*Dataset entries*:

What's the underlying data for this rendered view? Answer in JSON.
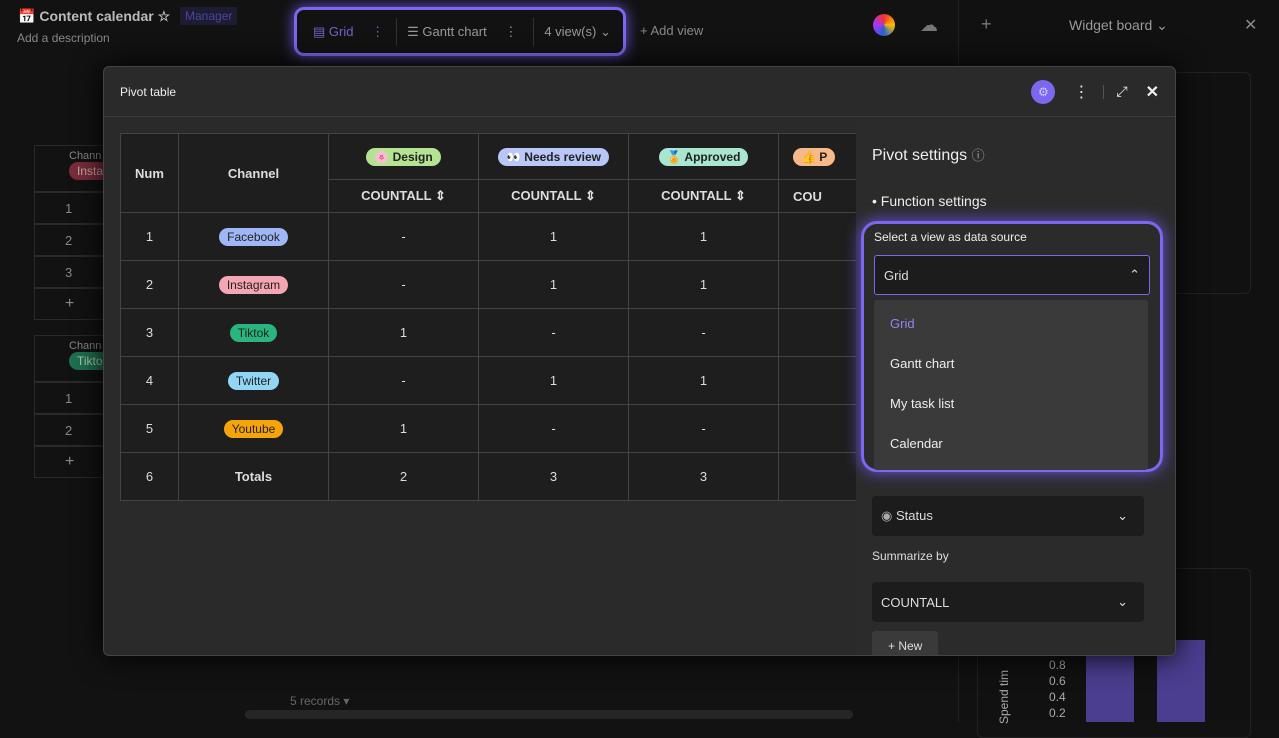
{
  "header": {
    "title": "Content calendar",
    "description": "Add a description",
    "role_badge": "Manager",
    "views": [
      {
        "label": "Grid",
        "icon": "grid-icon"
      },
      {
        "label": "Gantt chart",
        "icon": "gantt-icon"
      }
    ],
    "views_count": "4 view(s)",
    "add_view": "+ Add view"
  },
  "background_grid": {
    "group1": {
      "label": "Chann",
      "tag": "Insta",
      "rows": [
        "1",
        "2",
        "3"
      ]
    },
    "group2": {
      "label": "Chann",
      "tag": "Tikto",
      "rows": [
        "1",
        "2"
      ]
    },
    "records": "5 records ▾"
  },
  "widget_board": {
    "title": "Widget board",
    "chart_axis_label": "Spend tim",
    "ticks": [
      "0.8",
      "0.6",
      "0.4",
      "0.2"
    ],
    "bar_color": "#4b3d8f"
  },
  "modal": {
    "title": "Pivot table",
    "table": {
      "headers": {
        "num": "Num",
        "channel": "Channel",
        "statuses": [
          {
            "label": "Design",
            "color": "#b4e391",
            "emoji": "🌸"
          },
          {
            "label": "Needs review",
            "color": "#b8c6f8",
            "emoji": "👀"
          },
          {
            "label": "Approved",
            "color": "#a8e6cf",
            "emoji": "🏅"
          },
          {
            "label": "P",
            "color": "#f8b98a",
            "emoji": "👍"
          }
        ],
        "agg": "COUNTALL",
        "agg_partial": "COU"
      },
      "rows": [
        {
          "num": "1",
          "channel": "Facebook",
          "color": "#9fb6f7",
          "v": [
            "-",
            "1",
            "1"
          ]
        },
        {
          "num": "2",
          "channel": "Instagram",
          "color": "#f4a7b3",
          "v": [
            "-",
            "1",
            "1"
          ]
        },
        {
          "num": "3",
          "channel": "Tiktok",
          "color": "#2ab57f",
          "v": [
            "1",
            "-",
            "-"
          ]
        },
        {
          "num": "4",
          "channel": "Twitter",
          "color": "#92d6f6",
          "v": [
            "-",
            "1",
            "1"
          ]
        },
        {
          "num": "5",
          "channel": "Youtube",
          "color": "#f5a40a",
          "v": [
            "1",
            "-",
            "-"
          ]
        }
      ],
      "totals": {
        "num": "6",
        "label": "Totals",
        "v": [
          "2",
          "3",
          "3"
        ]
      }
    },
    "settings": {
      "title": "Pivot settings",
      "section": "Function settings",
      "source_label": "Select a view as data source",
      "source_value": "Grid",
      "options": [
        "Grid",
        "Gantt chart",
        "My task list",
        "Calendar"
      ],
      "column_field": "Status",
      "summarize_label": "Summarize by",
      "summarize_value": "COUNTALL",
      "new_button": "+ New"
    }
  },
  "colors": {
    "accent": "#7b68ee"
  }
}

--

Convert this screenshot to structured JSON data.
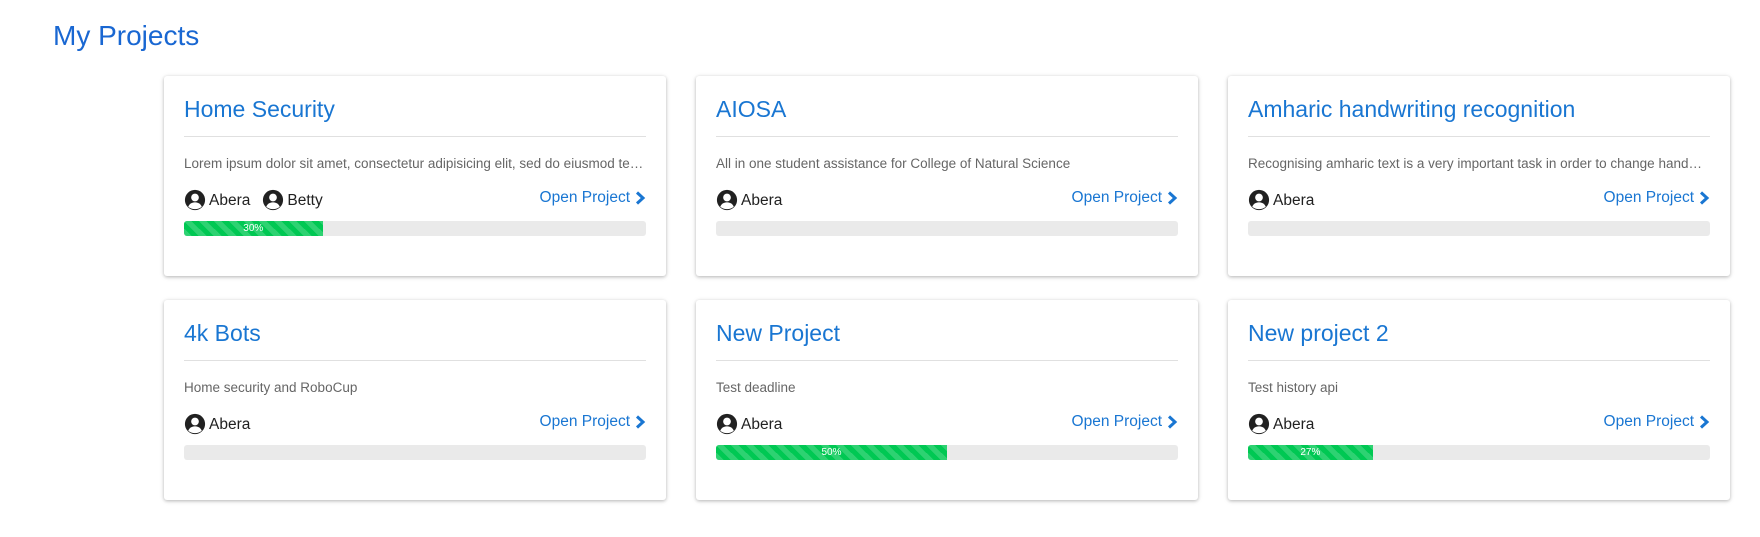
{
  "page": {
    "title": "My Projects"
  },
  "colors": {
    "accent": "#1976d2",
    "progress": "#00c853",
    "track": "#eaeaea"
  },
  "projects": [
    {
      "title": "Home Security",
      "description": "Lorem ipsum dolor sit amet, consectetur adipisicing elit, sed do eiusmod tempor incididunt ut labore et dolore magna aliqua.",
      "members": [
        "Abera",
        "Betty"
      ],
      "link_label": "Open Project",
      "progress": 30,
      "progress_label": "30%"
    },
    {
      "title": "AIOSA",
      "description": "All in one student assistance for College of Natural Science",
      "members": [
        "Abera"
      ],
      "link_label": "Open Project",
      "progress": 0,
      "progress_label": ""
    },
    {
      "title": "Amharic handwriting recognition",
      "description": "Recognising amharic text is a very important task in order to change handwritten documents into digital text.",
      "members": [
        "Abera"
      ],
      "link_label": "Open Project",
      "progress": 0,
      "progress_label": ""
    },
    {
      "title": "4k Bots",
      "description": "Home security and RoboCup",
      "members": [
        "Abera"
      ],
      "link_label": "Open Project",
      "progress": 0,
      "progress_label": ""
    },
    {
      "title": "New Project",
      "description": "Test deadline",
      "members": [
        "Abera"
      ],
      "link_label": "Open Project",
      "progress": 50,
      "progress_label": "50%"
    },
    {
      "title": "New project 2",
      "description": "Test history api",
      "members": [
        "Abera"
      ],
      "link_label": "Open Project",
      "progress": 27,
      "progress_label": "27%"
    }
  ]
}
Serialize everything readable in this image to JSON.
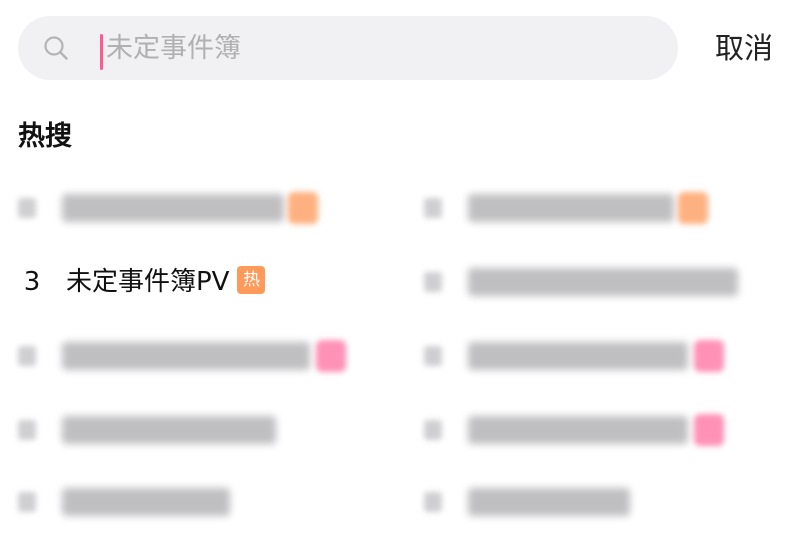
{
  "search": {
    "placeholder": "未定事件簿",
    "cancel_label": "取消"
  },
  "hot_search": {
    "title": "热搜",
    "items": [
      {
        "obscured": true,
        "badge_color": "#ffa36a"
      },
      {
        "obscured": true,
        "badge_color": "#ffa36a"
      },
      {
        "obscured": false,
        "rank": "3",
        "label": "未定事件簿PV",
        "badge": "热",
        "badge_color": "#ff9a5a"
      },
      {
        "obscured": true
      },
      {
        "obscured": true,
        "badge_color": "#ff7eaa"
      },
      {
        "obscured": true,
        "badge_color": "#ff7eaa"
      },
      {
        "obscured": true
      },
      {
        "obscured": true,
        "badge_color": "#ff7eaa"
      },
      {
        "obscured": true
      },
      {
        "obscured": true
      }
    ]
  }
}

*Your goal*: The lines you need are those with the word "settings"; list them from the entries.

*Task answer*:
    "settings": {
      "title": "Pivot settings",
      "section": "Function settings",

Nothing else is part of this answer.